Best case scenario:
Favre hits Jerricho Cotchery for an 80 yard touchdown on the first play and runs around celebrating with his helmet off like he did in Super Bowl XXXI against the Pats. New York's pass rush rattles Cassel, who throws 4 picks, while Favre carves the New England secondary. The Jets enjoy a blowout, serving as a catharsis for the past 7 years.
Worst case scenario:
Brady's injury was really fake, a brilliant plan by him and Belichick to catch the Jets off guard. He hits Moss on a deep ball on the first play, and Favre thinks he has to win this game on his own. He throws an interception on his first pass, and Hobbs takes it to the house. This scenario repeats itself through the game, and the Pats romp.
What will happen:
The Jets should have success moving the ball through the air. The Pats will apply pressure, but Favre is a master of getting the ball out quickly. With a game under his belt, he is now a little more comfortable with the playbook and the receiving corps, which will help eliminate some of the sloppiness and miscommunication from the Miami game.
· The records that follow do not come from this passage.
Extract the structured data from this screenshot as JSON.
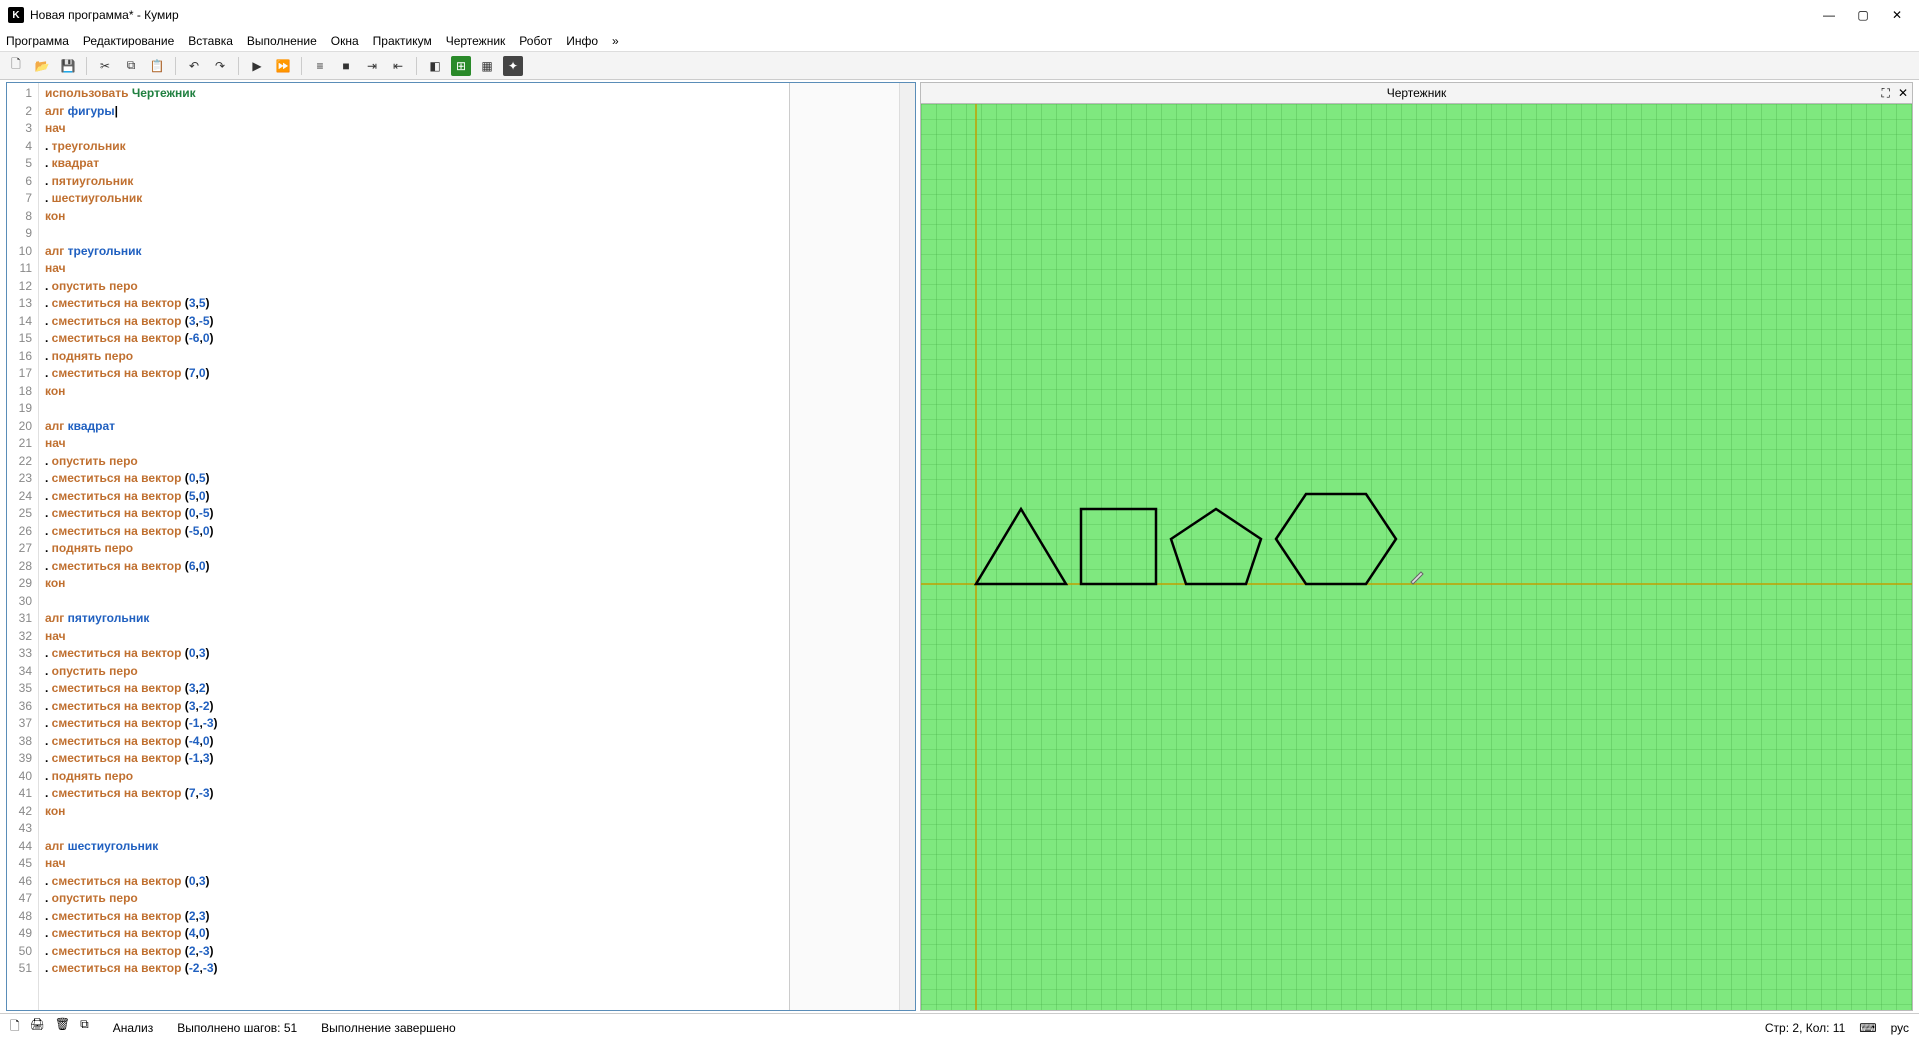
{
  "window": {
    "title": "Новая программа* - Кумир",
    "min_icon": "—",
    "max_icon": "▢",
    "close_icon": "✕"
  },
  "menu": {
    "items": [
      "Программа",
      "Редактирование",
      "Вставка",
      "Выполнение",
      "Окна",
      "Практикум",
      "Чертежник",
      "Робот",
      "Инфо",
      "»"
    ]
  },
  "toolbar_icons": [
    "new",
    "open",
    "save",
    "",
    "cut",
    "copy",
    "paste",
    "",
    "undo",
    "redo",
    "",
    "run",
    "run-step",
    "",
    "step-in",
    "step-over",
    "stop",
    "",
    "toggle-1",
    "toggle-2",
    "grid",
    "tool-a"
  ],
  "code": {
    "lines": [
      {
        "n": 1,
        "tokens": [
          {
            "t": "использовать ",
            "c": "kw"
          },
          {
            "t": "Чертежник",
            "c": "str"
          }
        ]
      },
      {
        "n": 2,
        "tokens": [
          {
            "t": "алг ",
            "c": "kw"
          },
          {
            "t": "фигуры",
            "c": "ident"
          },
          {
            "t": "|",
            "c": ""
          }
        ]
      },
      {
        "n": 3,
        "tokens": [
          {
            "t": "нач",
            "c": "kw"
          }
        ]
      },
      {
        "n": 4,
        "tokens": [
          {
            "t": ". ",
            "c": ""
          },
          {
            "t": "треугольник",
            "c": "kw"
          }
        ]
      },
      {
        "n": 5,
        "tokens": [
          {
            "t": ". ",
            "c": ""
          },
          {
            "t": "квадрат",
            "c": "kw"
          }
        ]
      },
      {
        "n": 6,
        "tokens": [
          {
            "t": ". ",
            "c": ""
          },
          {
            "t": "пятиугольник",
            "c": "kw"
          }
        ]
      },
      {
        "n": 7,
        "tokens": [
          {
            "t": ". ",
            "c": ""
          },
          {
            "t": "шестиугольник",
            "c": "kw"
          }
        ]
      },
      {
        "n": 8,
        "tokens": [
          {
            "t": "кон",
            "c": "kw"
          }
        ]
      },
      {
        "n": 9,
        "tokens": []
      },
      {
        "n": 10,
        "tokens": [
          {
            "t": "алг ",
            "c": "kw"
          },
          {
            "t": "треугольник",
            "c": "ident"
          }
        ]
      },
      {
        "n": 11,
        "tokens": [
          {
            "t": "нач",
            "c": "kw"
          }
        ]
      },
      {
        "n": 12,
        "tokens": [
          {
            "t": ". ",
            "c": ""
          },
          {
            "t": "опустить перо",
            "c": "kw"
          }
        ]
      },
      {
        "n": 13,
        "tokens": [
          {
            "t": ". ",
            "c": ""
          },
          {
            "t": "сместиться на вектор",
            "c": "kw"
          },
          {
            "t": " (",
            "c": ""
          },
          {
            "t": "3",
            "c": "num"
          },
          {
            "t": ",",
            "c": ""
          },
          {
            "t": "5",
            "c": "num"
          },
          {
            "t": ")",
            "c": ""
          }
        ]
      },
      {
        "n": 14,
        "tokens": [
          {
            "t": ". ",
            "c": ""
          },
          {
            "t": "сместиться на вектор",
            "c": "kw"
          },
          {
            "t": " (",
            "c": ""
          },
          {
            "t": "3",
            "c": "num"
          },
          {
            "t": ",",
            "c": ""
          },
          {
            "t": "-5",
            "c": "num"
          },
          {
            "t": ")",
            "c": ""
          }
        ]
      },
      {
        "n": 15,
        "tokens": [
          {
            "t": ". ",
            "c": ""
          },
          {
            "t": "сместиться на вектор",
            "c": "kw"
          },
          {
            "t": " (",
            "c": ""
          },
          {
            "t": "-6",
            "c": "num"
          },
          {
            "t": ",",
            "c": ""
          },
          {
            "t": "0",
            "c": "num"
          },
          {
            "t": ")",
            "c": ""
          }
        ]
      },
      {
        "n": 16,
        "tokens": [
          {
            "t": ". ",
            "c": ""
          },
          {
            "t": "поднять перо",
            "c": "kw"
          }
        ]
      },
      {
        "n": 17,
        "tokens": [
          {
            "t": ". ",
            "c": ""
          },
          {
            "t": "сместиться на вектор",
            "c": "kw"
          },
          {
            "t": " (",
            "c": ""
          },
          {
            "t": "7",
            "c": "num"
          },
          {
            "t": ",",
            "c": ""
          },
          {
            "t": "0",
            "c": "num"
          },
          {
            "t": ")",
            "c": ""
          }
        ]
      },
      {
        "n": 18,
        "tokens": [
          {
            "t": "кон",
            "c": "kw"
          }
        ]
      },
      {
        "n": 19,
        "tokens": []
      },
      {
        "n": 20,
        "tokens": [
          {
            "t": "алг ",
            "c": "kw"
          },
          {
            "t": "квадрат",
            "c": "ident"
          }
        ]
      },
      {
        "n": 21,
        "tokens": [
          {
            "t": "нач",
            "c": "kw"
          }
        ]
      },
      {
        "n": 22,
        "tokens": [
          {
            "t": ". ",
            "c": ""
          },
          {
            "t": "опустить перо",
            "c": "kw"
          }
        ]
      },
      {
        "n": 23,
        "tokens": [
          {
            "t": ". ",
            "c": ""
          },
          {
            "t": "сместиться на вектор",
            "c": "kw"
          },
          {
            "t": " (",
            "c": ""
          },
          {
            "t": "0",
            "c": "num"
          },
          {
            "t": ",",
            "c": ""
          },
          {
            "t": "5",
            "c": "num"
          },
          {
            "t": ")",
            "c": ""
          }
        ]
      },
      {
        "n": 24,
        "tokens": [
          {
            "t": ". ",
            "c": ""
          },
          {
            "t": "сместиться на вектор",
            "c": "kw"
          },
          {
            "t": " (",
            "c": ""
          },
          {
            "t": "5",
            "c": "num"
          },
          {
            "t": ",",
            "c": ""
          },
          {
            "t": "0",
            "c": "num"
          },
          {
            "t": ")",
            "c": ""
          }
        ]
      },
      {
        "n": 25,
        "tokens": [
          {
            "t": ". ",
            "c": ""
          },
          {
            "t": "сместиться на вектор",
            "c": "kw"
          },
          {
            "t": " (",
            "c": ""
          },
          {
            "t": "0",
            "c": "num"
          },
          {
            "t": ",",
            "c": ""
          },
          {
            "t": "-5",
            "c": "num"
          },
          {
            "t": ")",
            "c": ""
          }
        ]
      },
      {
        "n": 26,
        "tokens": [
          {
            "t": ". ",
            "c": ""
          },
          {
            "t": "сместиться на вектор",
            "c": "kw"
          },
          {
            "t": " (",
            "c": ""
          },
          {
            "t": "-5",
            "c": "num"
          },
          {
            "t": ",",
            "c": ""
          },
          {
            "t": "0",
            "c": "num"
          },
          {
            "t": ")",
            "c": ""
          }
        ]
      },
      {
        "n": 27,
        "tokens": [
          {
            "t": ". ",
            "c": ""
          },
          {
            "t": "поднять перо",
            "c": "kw"
          }
        ]
      },
      {
        "n": 28,
        "tokens": [
          {
            "t": ". ",
            "c": ""
          },
          {
            "t": "сместиться на вектор",
            "c": "kw"
          },
          {
            "t": " (",
            "c": ""
          },
          {
            "t": "6",
            "c": "num"
          },
          {
            "t": ",",
            "c": ""
          },
          {
            "t": "0",
            "c": "num"
          },
          {
            "t": ")",
            "c": ""
          }
        ]
      },
      {
        "n": 29,
        "tokens": [
          {
            "t": "кон",
            "c": "kw"
          }
        ]
      },
      {
        "n": 30,
        "tokens": []
      },
      {
        "n": 31,
        "tokens": [
          {
            "t": "алг ",
            "c": "kw"
          },
          {
            "t": "пятиугольник",
            "c": "ident"
          }
        ]
      },
      {
        "n": 32,
        "tokens": [
          {
            "t": "нач",
            "c": "kw"
          }
        ]
      },
      {
        "n": 33,
        "tokens": [
          {
            "t": ". ",
            "c": ""
          },
          {
            "t": "сместиться на вектор",
            "c": "kw"
          },
          {
            "t": " (",
            "c": ""
          },
          {
            "t": "0",
            "c": "num"
          },
          {
            "t": ",",
            "c": ""
          },
          {
            "t": "3",
            "c": "num"
          },
          {
            "t": ")",
            "c": ""
          }
        ]
      },
      {
        "n": 34,
        "tokens": [
          {
            "t": ". ",
            "c": ""
          },
          {
            "t": "опустить перо",
            "c": "kw"
          }
        ]
      },
      {
        "n": 35,
        "tokens": [
          {
            "t": ". ",
            "c": ""
          },
          {
            "t": "сместиться на вектор",
            "c": "kw"
          },
          {
            "t": " (",
            "c": ""
          },
          {
            "t": "3",
            "c": "num"
          },
          {
            "t": ",",
            "c": ""
          },
          {
            "t": "2",
            "c": "num"
          },
          {
            "t": ")",
            "c": ""
          }
        ]
      },
      {
        "n": 36,
        "tokens": [
          {
            "t": ". ",
            "c": ""
          },
          {
            "t": "сместиться на вектор",
            "c": "kw"
          },
          {
            "t": " (",
            "c": ""
          },
          {
            "t": "3",
            "c": "num"
          },
          {
            "t": ",",
            "c": ""
          },
          {
            "t": "-2",
            "c": "num"
          },
          {
            "t": ")",
            "c": ""
          }
        ]
      },
      {
        "n": 37,
        "tokens": [
          {
            "t": ". ",
            "c": ""
          },
          {
            "t": "сместиться на вектор",
            "c": "kw"
          },
          {
            "t": " (",
            "c": ""
          },
          {
            "t": "-1",
            "c": "num"
          },
          {
            "t": ",",
            "c": ""
          },
          {
            "t": "-3",
            "c": "num"
          },
          {
            "t": ")",
            "c": ""
          }
        ]
      },
      {
        "n": 38,
        "tokens": [
          {
            "t": ". ",
            "c": ""
          },
          {
            "t": "сместиться на вектор",
            "c": "kw"
          },
          {
            "t": " (",
            "c": ""
          },
          {
            "t": "-4",
            "c": "num"
          },
          {
            "t": ",",
            "c": ""
          },
          {
            "t": "0",
            "c": "num"
          },
          {
            "t": ")",
            "c": ""
          }
        ]
      },
      {
        "n": 39,
        "tokens": [
          {
            "t": ". ",
            "c": ""
          },
          {
            "t": "сместиться на вектор",
            "c": "kw"
          },
          {
            "t": " (",
            "c": ""
          },
          {
            "t": "-1",
            "c": "num"
          },
          {
            "t": ",",
            "c": ""
          },
          {
            "t": "3",
            "c": "num"
          },
          {
            "t": ")",
            "c": ""
          }
        ]
      },
      {
        "n": 40,
        "tokens": [
          {
            "t": ". ",
            "c": ""
          },
          {
            "t": "поднять перо",
            "c": "kw"
          }
        ]
      },
      {
        "n": 41,
        "tokens": [
          {
            "t": ". ",
            "c": ""
          },
          {
            "t": "сместиться на вектор",
            "c": "kw"
          },
          {
            "t": " (",
            "c": ""
          },
          {
            "t": "7",
            "c": "num"
          },
          {
            "t": ",",
            "c": ""
          },
          {
            "t": "-3",
            "c": "num"
          },
          {
            "t": ")",
            "c": ""
          }
        ]
      },
      {
        "n": 42,
        "tokens": [
          {
            "t": "кон",
            "c": "kw"
          }
        ]
      },
      {
        "n": 43,
        "tokens": []
      },
      {
        "n": 44,
        "tokens": [
          {
            "t": "алг ",
            "c": "kw"
          },
          {
            "t": "шестиугольник",
            "c": "ident"
          }
        ]
      },
      {
        "n": 45,
        "tokens": [
          {
            "t": "нач",
            "c": "kw"
          }
        ]
      },
      {
        "n": 46,
        "tokens": [
          {
            "t": ". ",
            "c": ""
          },
          {
            "t": "сместиться на вектор",
            "c": "kw"
          },
          {
            "t": " (",
            "c": ""
          },
          {
            "t": "0",
            "c": "num"
          },
          {
            "t": ",",
            "c": ""
          },
          {
            "t": "3",
            "c": "num"
          },
          {
            "t": ")",
            "c": ""
          }
        ]
      },
      {
        "n": 47,
        "tokens": [
          {
            "t": ". ",
            "c": ""
          },
          {
            "t": "опустить перо",
            "c": "kw"
          }
        ]
      },
      {
        "n": 48,
        "tokens": [
          {
            "t": ". ",
            "c": ""
          },
          {
            "t": "сместиться на вектор",
            "c": "kw"
          },
          {
            "t": " (",
            "c": ""
          },
          {
            "t": "2",
            "c": "num"
          },
          {
            "t": ",",
            "c": ""
          },
          {
            "t": "3",
            "c": "num"
          },
          {
            "t": ")",
            "c": ""
          }
        ]
      },
      {
        "n": 49,
        "tokens": [
          {
            "t": ". ",
            "c": ""
          },
          {
            "t": "сместиться на вектор",
            "c": "kw"
          },
          {
            "t": " (",
            "c": ""
          },
          {
            "t": "4",
            "c": "num"
          },
          {
            "t": ",",
            "c": ""
          },
          {
            "t": "0",
            "c": "num"
          },
          {
            "t": ")",
            "c": ""
          }
        ]
      },
      {
        "n": 50,
        "tokens": [
          {
            "t": ". ",
            "c": ""
          },
          {
            "t": "сместиться на вектор",
            "c": "kw"
          },
          {
            "t": " (",
            "c": ""
          },
          {
            "t": "2",
            "c": "num"
          },
          {
            "t": ",",
            "c": ""
          },
          {
            "t": "-3",
            "c": "num"
          },
          {
            "t": ")",
            "c": ""
          }
        ]
      },
      {
        "n": 51,
        "tokens": [
          {
            "t": ". ",
            "c": ""
          },
          {
            "t": "сместиться на вектор",
            "c": "kw"
          },
          {
            "t": " (",
            "c": ""
          },
          {
            "t": "-2",
            "c": "num"
          },
          {
            "t": ",",
            "c": ""
          },
          {
            "t": "-3",
            "c": "num"
          },
          {
            "t": ")",
            "c": ""
          }
        ]
      }
    ]
  },
  "canvas": {
    "title": "Чертежник"
  },
  "status": {
    "analysis_label": "Анализ",
    "steps_label": "Выполнено шагов: 51",
    "run_label": "Выполнение завершено",
    "position_label": "Стр: 2, Кол: 11",
    "lang_label": "рус"
  }
}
He knows that he does not have to put up 40 for the team to win. All he has to do is protect the football. The coaching staff will drill into him the necessity of throwing it away if nothing is there.
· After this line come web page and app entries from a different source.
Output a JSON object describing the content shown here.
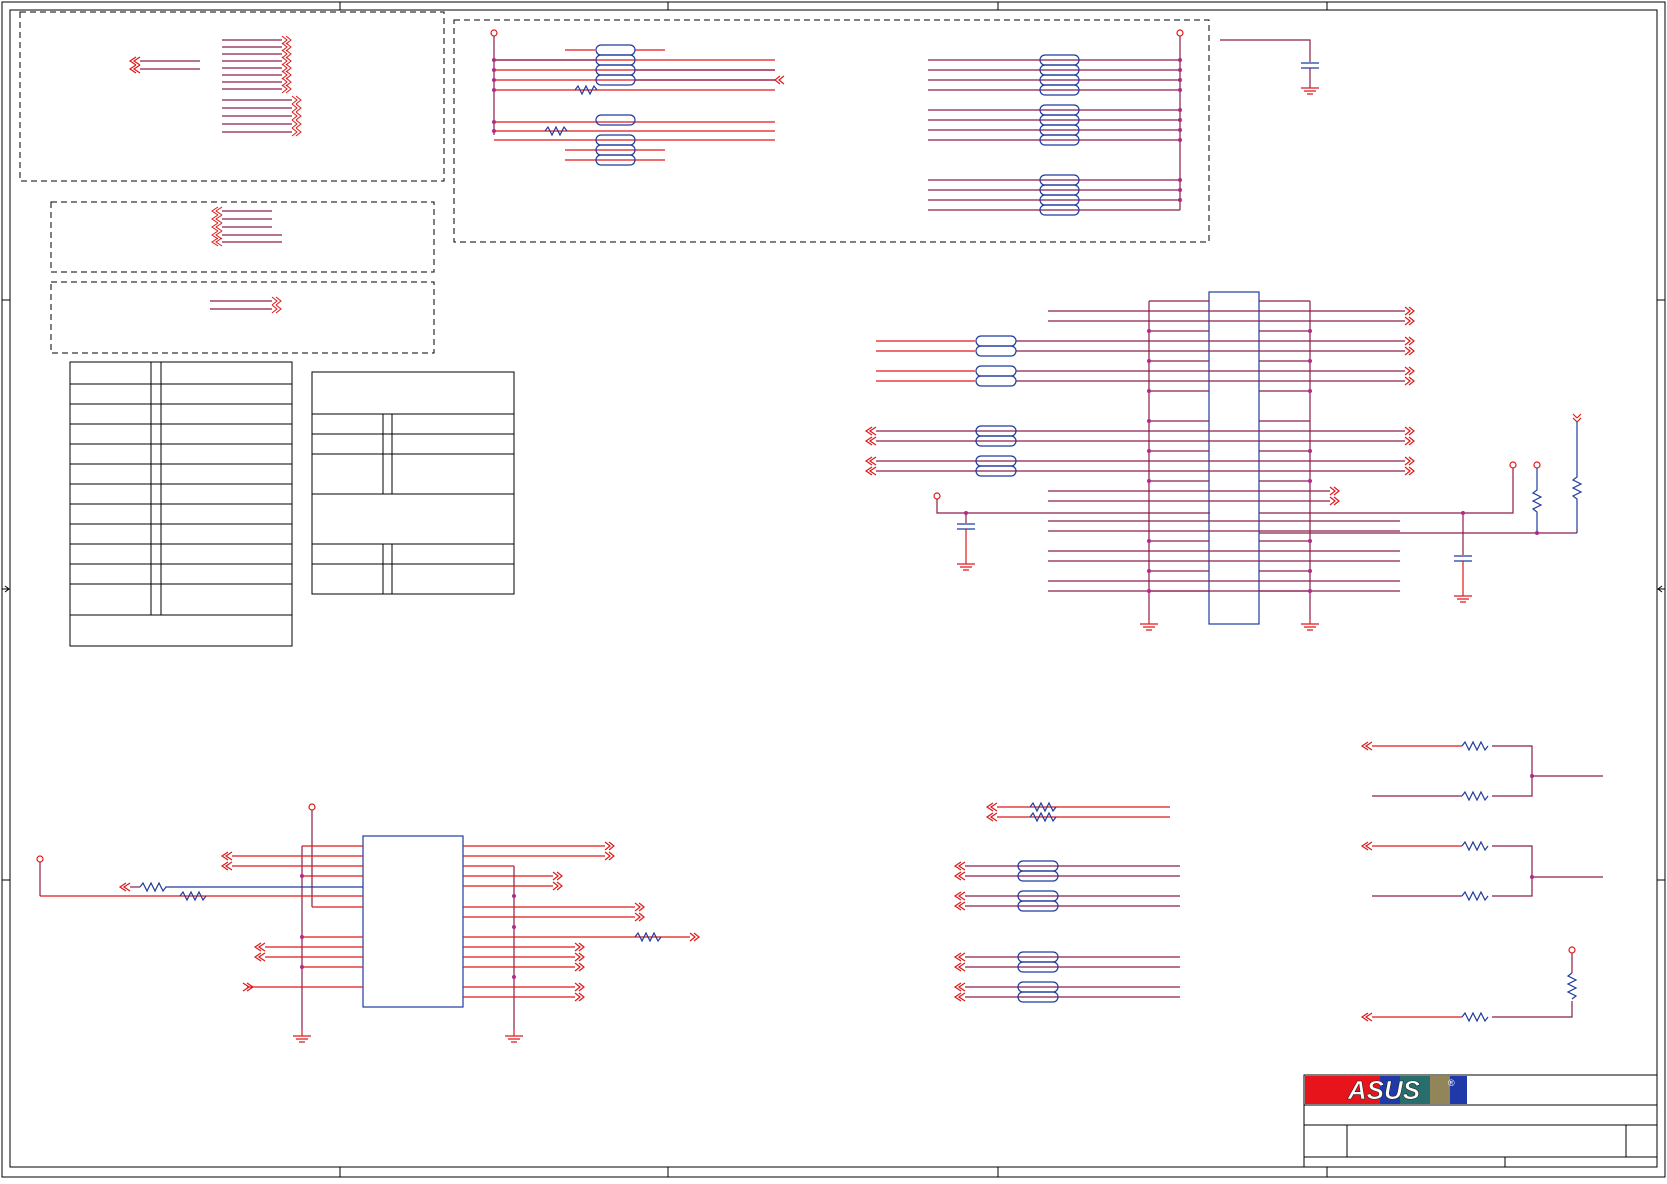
{
  "logo": {
    "text": "ASUS",
    "mark": "®"
  },
  "colors": {
    "background": "#ffffff",
    "frame": "#000000",
    "wire": "#e01818",
    "bus": "#8b1d4a",
    "component": "#1f3b9c",
    "junction": "#b02a8a",
    "logo_red": "#e8141c",
    "logo_blue": "#1f3aa8"
  },
  "title_block": {
    "company": "",
    "title": "",
    "size": "",
    "rev": "",
    "sheet": ""
  },
  "tables": {
    "left_rows": [],
    "right_rows": []
  }
}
The Jets will play it safe defensively, carefully timing their blitzes. Cassel will avoid big mistakes, but New York will make it a point to limit the big play. The explosion will not be there for New England offensively. Belichick will scale back the playbook, depending on his defense to win the game.
New York's offensive line will give Thomas Jones enough room to make things happen. All Jones has needed is a small hole to hit against New England's defensive front in the past. He registered an outstanding performance with the Bears in 2006 in Foxborough. This line is physical enough to fight the Pats to a virtual draw, which is all Thomas will need to run effectively and help the Jets control the clock and field position. On the other side, Kris Jenkins, a legitimate space eater, will limit Maroney's effectiveness, leaving David Harris and Eric Barton the space they need to control the Minnesota product.
There is a real sense of urgency for the Jets in this game. If they cannot beat a Pats team currently in adjustment mode at home, a division title will be tough to imagine. This game is there for the taking. The Jets may be an unlucky franchise, but Cassel getting the ball back with 2:00 left needing a touchdown is far less scary than the prospect of Brady in the same spot.